↓↓↓
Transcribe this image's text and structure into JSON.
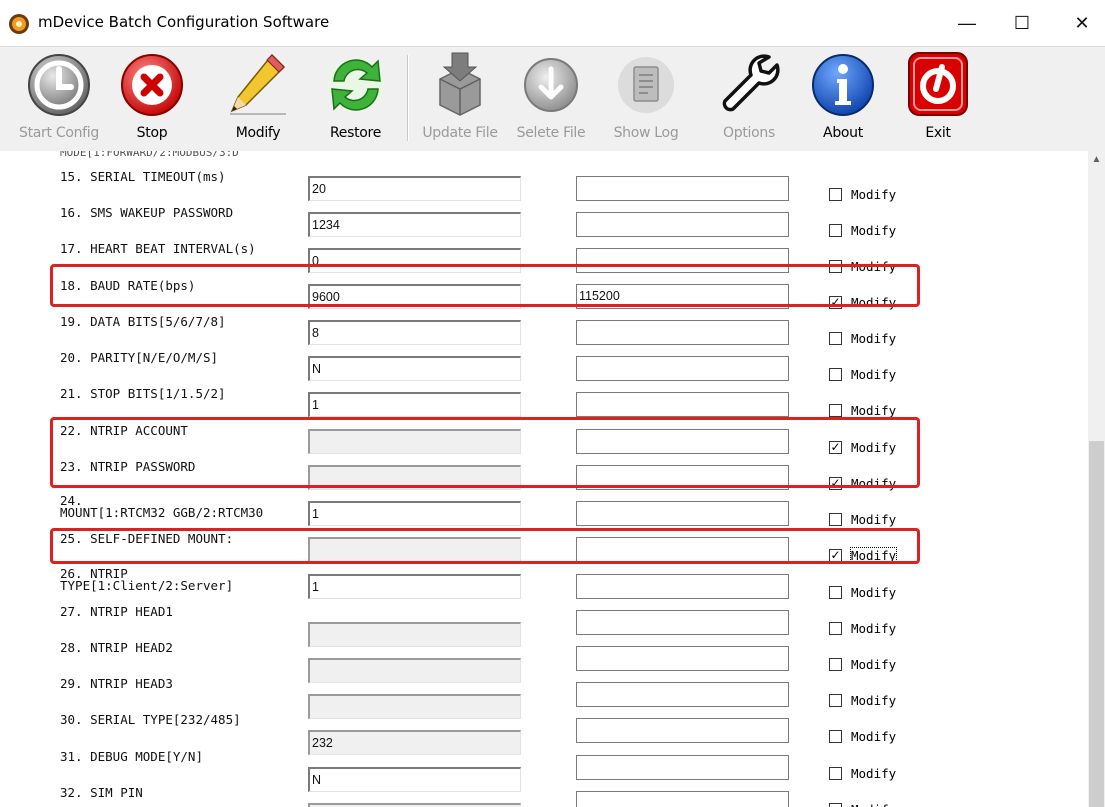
{
  "window": {
    "title": "mDevice Batch Configuration Software",
    "minimize": "—",
    "maximize": "☐",
    "close": "✕"
  },
  "toolbar": [
    {
      "label": "Start Config",
      "icon": "start-config-icon",
      "enabled": false
    },
    {
      "label": "Stop",
      "icon": "stop-icon",
      "enabled": true
    },
    {
      "label": "Modify",
      "icon": "pencil-icon",
      "enabled": true
    },
    {
      "label": "Restore",
      "icon": "restore-icon",
      "enabled": true
    },
    {
      "label": "Update File",
      "icon": "update-file-icon",
      "enabled": false
    },
    {
      "label": "Selete File",
      "icon": "select-file-icon",
      "enabled": false
    },
    {
      "label": "Show Log",
      "icon": "show-log-icon",
      "enabled": false
    },
    {
      "label": "Options",
      "icon": "wrench-icon",
      "enabled": false
    },
    {
      "label": "About",
      "icon": "info-icon",
      "enabled": true
    },
    {
      "label": "Exit",
      "icon": "exit-icon",
      "enabled": true
    }
  ],
  "partial_top_label": "MODE[1:FORWARD/2:MODBUS/3:D",
  "params": [
    {
      "label": "15. SERIAL TIMEOUT(ms)",
      "current": "20",
      "new_value": "",
      "modify": false,
      "current_disabled": false
    },
    {
      "label": "16. SMS WAKEUP PASSWORD",
      "current": "1234",
      "new_value": "",
      "modify": false,
      "current_disabled": false
    },
    {
      "label": "17. HEART BEAT INTERVAL(s)",
      "current": "0",
      "new_value": "",
      "modify": false,
      "current_disabled": false
    },
    {
      "label": "18. BAUD RATE(bps)",
      "current": "9600",
      "new_value": "115200",
      "modify": true,
      "current_disabled": false
    },
    {
      "label": "19. DATA BITS[5/6/7/8]",
      "current": "8",
      "new_value": "",
      "modify": false,
      "current_disabled": false
    },
    {
      "label": "20. PARITY[N/E/O/M/S]",
      "current": "N",
      "new_value": "",
      "modify": false,
      "current_disabled": false
    },
    {
      "label": "21. STOP BITS[1/1.5/2]",
      "current": "1",
      "new_value": "",
      "modify": false,
      "current_disabled": false
    },
    {
      "label": "22. NTRIP ACCOUNT",
      "current": "",
      "new_value": "",
      "modify": true,
      "current_disabled": true
    },
    {
      "label": "23. NTRIP PASSWORD",
      "current": "",
      "new_value": "",
      "modify": true,
      "current_disabled": true
    },
    {
      "label": "24.\nMOUNT[1:RTCM32 GGB/2:RTCM30",
      "current": "1",
      "new_value": "",
      "modify": false,
      "current_disabled": false
    },
    {
      "label": "25. SELF-DEFINED MOUNT:",
      "current": "",
      "new_value": "",
      "modify": true,
      "current_disabled": true
    },
    {
      "label": "26. NTRIP\nTYPE[1:Client/2:Server]",
      "current": "1",
      "new_value": "",
      "modify": false,
      "current_disabled": false
    },
    {
      "label": "27. NTRIP HEAD1",
      "current": "",
      "new_value": "",
      "modify": false,
      "current_disabled": true
    },
    {
      "label": "28. NTRIP HEAD2",
      "current": "",
      "new_value": "",
      "modify": false,
      "current_disabled": true
    },
    {
      "label": "29. NTRIP HEAD3",
      "current": "",
      "new_value": "",
      "modify": false,
      "current_disabled": true
    },
    {
      "label": "30. SERIAL TYPE[232/485]",
      "current": "232",
      "new_value": "",
      "modify": false,
      "current_disabled": true
    },
    {
      "label": "31. DEBUG MODE[Y/N]",
      "current": "N",
      "new_value": "",
      "modify": false,
      "current_disabled": false
    },
    {
      "label": "32. SIM PIN",
      "current": "",
      "new_value": "",
      "modify": false,
      "current_disabled": true
    }
  ],
  "modify_label": "Modify",
  "check_mark": "✓",
  "colors": {
    "highlight": "#e02020"
  }
}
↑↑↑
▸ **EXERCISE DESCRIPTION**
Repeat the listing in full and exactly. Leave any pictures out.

▸ **ANSWER SPACE**
Transcribe this image's text and structure into JSON.
{
  "window": {
    "title": "mDevice Batch Configuration Software",
    "minimize": "—",
    "maximize": "☐",
    "close": "✕"
  },
  "toolbar": [
    {
      "label": "Start Config",
      "icon": "start-config-icon",
      "enabled": false
    },
    {
      "label": "Stop",
      "icon": "stop-icon",
      "enabled": true
    },
    {
      "label": "Modify",
      "icon": "pencil-icon",
      "enabled": true
    },
    {
      "label": "Restore",
      "icon": "restore-icon",
      "enabled": true
    },
    {
      "label": "Update File",
      "icon": "update-file-icon",
      "enabled": false
    },
    {
      "label": "Selete File",
      "icon": "select-file-icon",
      "enabled": false
    },
    {
      "label": "Show Log",
      "icon": "show-log-icon",
      "enabled": false
    },
    {
      "label": "Options",
      "icon": "wrench-icon",
      "enabled": false
    },
    {
      "label": "About",
      "icon": "info-icon",
      "enabled": true
    },
    {
      "label": "Exit",
      "icon": "exit-icon",
      "enabled": true
    }
  ],
  "partial_top_label": "MODE[1:FORWARD/2:MODBUS/3:D",
  "params": [
    {
      "label": "15. SERIAL TIMEOUT(ms)",
      "current": "20",
      "new_value": "",
      "modify": false,
      "current_disabled": false
    },
    {
      "label": "16. SMS WAKEUP PASSWORD",
      "current": "1234",
      "new_value": "",
      "modify": false,
      "current_disabled": false
    },
    {
      "label": "17. HEART BEAT INTERVAL(s)",
      "current": "0",
      "new_value": "",
      "modify": false,
      "current_disabled": false
    },
    {
      "label": "18. BAUD RATE(bps)",
      "current": "9600",
      "new_value": "115200",
      "modify": true,
      "current_disabled": false
    },
    {
      "label": "19. DATA BITS[5/6/7/8]",
      "current": "8",
      "new_value": "",
      "modify": false,
      "current_disabled": false
    },
    {
      "label": "20. PARITY[N/E/O/M/S]",
      "current": "N",
      "new_value": "",
      "modify": false,
      "current_disabled": false
    },
    {
      "label": "21. STOP BITS[1/1.5/2]",
      "current": "1",
      "new_value": "",
      "modify": false,
      "current_disabled": false
    },
    {
      "label": "22. NTRIP ACCOUNT",
      "current": "",
      "new_value": "",
      "modify": true,
      "current_disabled": true
    },
    {
      "label": "23. NTRIP PASSWORD",
      "current": "",
      "new_value": "",
      "modify": true,
      "current_disabled": true
    },
    {
      "label": "24.\nMOUNT[1:RTCM32 GGB/2:RTCM30",
      "current": "1",
      "new_value": "",
      "modify": false,
      "current_disabled": false
    },
    {
      "label": "25. SELF-DEFINED MOUNT:",
      "current": "",
      "new_value": "",
      "modify": true,
      "current_disabled": true
    },
    {
      "label": "26. NTRIP\nTYPE[1:Client/2:Server]",
      "current": "1",
      "new_value": "",
      "modify": false,
      "current_disabled": false
    },
    {
      "label": "27. NTRIP HEAD1",
      "current": "",
      "new_value": "",
      "modify": false,
      "current_disabled": true
    },
    {
      "label": "28. NTRIP HEAD2",
      "current": "",
      "new_value": "",
      "modify": false,
      "current_disabled": true
    },
    {
      "label": "29. NTRIP HEAD3",
      "current": "",
      "new_value": "",
      "modify": false,
      "current_disabled": true
    },
    {
      "label": "30. SERIAL TYPE[232/485]",
      "current": "232",
      "new_value": "",
      "modify": false,
      "current_disabled": true
    },
    {
      "label": "31. DEBUG MODE[Y/N]",
      "current": "N",
      "new_value": "",
      "modify": false,
      "current_disabled": false
    },
    {
      "label": "32. SIM PIN",
      "current": "",
      "new_value": "",
      "modify": false,
      "current_disabled": true
    }
  ],
  "modify_label": "Modify",
  "check_mark": "✓",
  "colors": {
    "highlight": "#e02020"
  }
}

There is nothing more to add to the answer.